Euroclear is one of two principal clearing houses for securities traded in the Euromarket. Euroclear specializes in verifying information supplied by brokers involved in a securities transaction and the settlement of securities. Euroclear is market owned and governed, and acquired London Crest, Necigef Netherlands, Sicovam Paris, and Caisse Interprofessionnelle de Dépôts et de Virements de Titres (CIK) Brussels, following a series of acquisitions that occurred from 2001 to 2007.

The other principal European clearing house is Clearstream, formerly the Centrale de Livraison de Valeurs Mobilières (CEDEL).


A clearing house is a financial institution that acts as an intermediary between buyers and sellers of financial instrument. They take the opposite position of each side of a trade, acting as the buyer to the seller and the seller to the buyer. For example, if Wendy and Nathan enter into a transaction in which Wendy agrees to sell 100 shares of AMZN to Nathan for $1,180 per share, Nathan will have to pay $1,180 x 100 shares = $118,000. The clearing house credits Nathan’s account with 100 AMZN shares and deposits $118,000 to Wendy’s account. Clearing houses, thus, ensure that the financial markets operate smoothly and efficiently. One of the world’s largest clearing houses is Euroclear.

Euroclear is one the oldest settlement systems and was originally subsidized by Morgan Guaranty Trust Company of New York, which was a part of J.P. Morgan & Co. It was founded in 1968 to settle trades on the then developing eurobond market. Its computerized settlement and deposit system helped ensure the safe delivery and payment of Eurobonds. In 2001, Morgan Guaranty Trust transferred these activities to Euroclear Bank.

Euroclear is a clearing house that acts as a central securities depository (CSD) for its clients, many of whom trade on European exchanges. Most of its clients comprise of banks, broker-dealers, and other institutions professionally engaged in managing new issues of securities, market-making, trading or holding a wide variety of securities. Euroclear settles domestic and international securities transactions, covering bonds, equities, derivatives, and investment funds. Over 190,000 national and international securities are accepted in the Euroclear system, covering a broad range of internationally traded fixed and floating rate debt instruments, convertibles, warrants, and equities.

In addition to its role as an International Central Securities Depository (ICSD), Euroclear also acts as the Central Securities Depository (CSD) for Belgian, Dutch, Finnish, French, Irish, Swedish and UK securities. A CSD is a financial institution that holds securities, such as bonds and shares, and provides for safekeeping of these assets. A CSD also allows for the settlement of securities transactions. A transaction is settled once the buyer’s account has been credited with the purchased shares and debited the agreed cash amount, and the seller’s account has been debited the shares and credited the sales amount. The credit and debit movements occur simultaneously through a process known as delivery versus payment (DVP).

Transactions between Euroclear participants are settled in the manner described above on a DVP basis on the books of Euroclear.
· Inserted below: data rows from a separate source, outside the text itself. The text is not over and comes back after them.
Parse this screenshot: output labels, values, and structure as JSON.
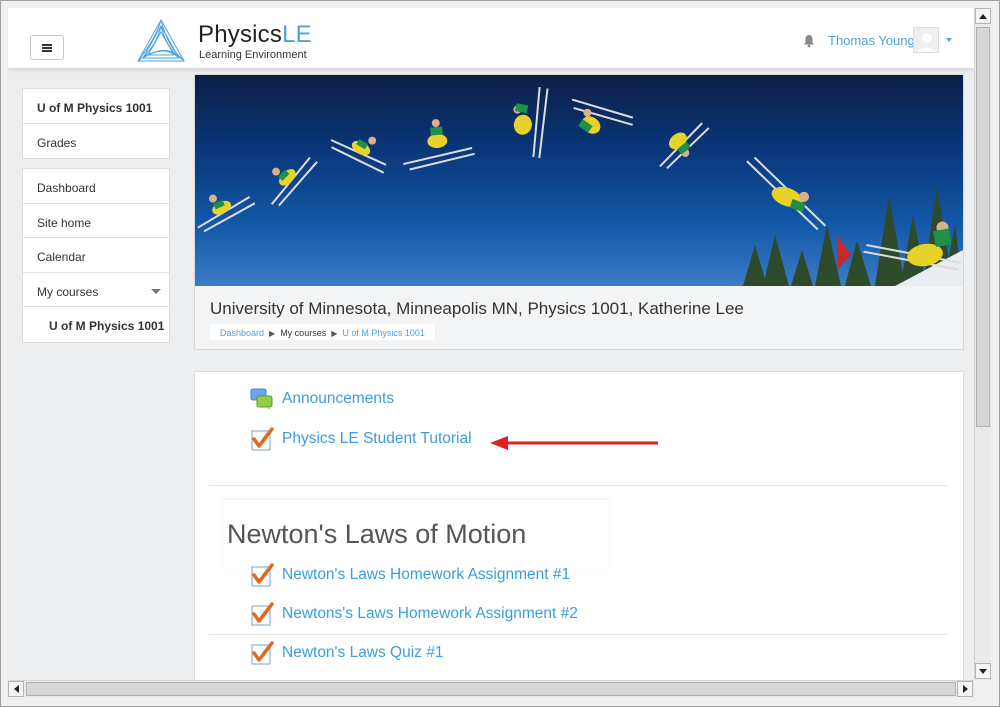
{
  "brand": {
    "name_main": "Physics",
    "name_accent": "LE",
    "subtitle": "Learning Environment",
    "accent_color": "#4aa3df"
  },
  "user": {
    "name": "Thomas Young"
  },
  "icons": {
    "menu": "hamburger-icon",
    "notifications": "bell-icon",
    "user_menu": "chevron-down-icon",
    "forum": "forum-icon",
    "assignment": "assignment-check-icon"
  },
  "sidebar": {
    "course_block": [
      {
        "label": "U of M Physics 1001"
      },
      {
        "label": "Grades"
      }
    ],
    "nav_block": [
      {
        "label": "Dashboard"
      },
      {
        "label": "Site home"
      },
      {
        "label": "Calendar"
      },
      {
        "label": "My courses"
      },
      {
        "label": "U of M Physics 1001"
      }
    ]
  },
  "header": {
    "course_title": "University of Minnesota, Minneapolis MN, Physics 1001, Katherine Lee",
    "breadcrumb": [
      "Dashboard",
      "My courses",
      "U of M Physics 1001"
    ]
  },
  "content": {
    "general_activities": [
      {
        "label": "Announcements"
      },
      {
        "label": "Physics LE Student Tutorial"
      }
    ],
    "section": {
      "title": "Newton's Laws of Motion",
      "activities": [
        {
          "label": "Newton's Laws Homework Assignment #1"
        },
        {
          "label": "Newtons's Laws Homework Assignment #2"
        },
        {
          "label": "Newton's Laws Quiz #1"
        }
      ]
    }
  },
  "annotation": {
    "arrow_color": "#e02020"
  }
}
Securities and cash transfers between buyer and seller accounts are final and irrevocable upon settlement. Costs and risks involved in the settlement between Euroclear participants and local market participants are heavily influenced by local market practices. Trades settling through domestic market links settle on a DVP basis only if DVP is provided in the local market. In the same way, settlement in the Euroclear System becomes final and irrevocable in line with the rules of the domestic market. As a rule, Euroclear Bank credits securities to participants only if it has actually received the securities for the account of such participants.

All securities accepted by Euroclear are eligible for securities lending and borrowing except those that are limited by liquidity, fiscal, or legal restrictions. Standard borrowings are allocated whenever a borrower has insufficient securities in its account to make a delivery, provided sufficient securities are available from lending. Borrowings are reimbursed on the first overnight settlement process where securities are available in the borrower’s account. In the program, all securities made available by lenders are aggregated in a lending pool. Securities are then distributed to borrowers and loans are allocated among lenders according to standard procedures.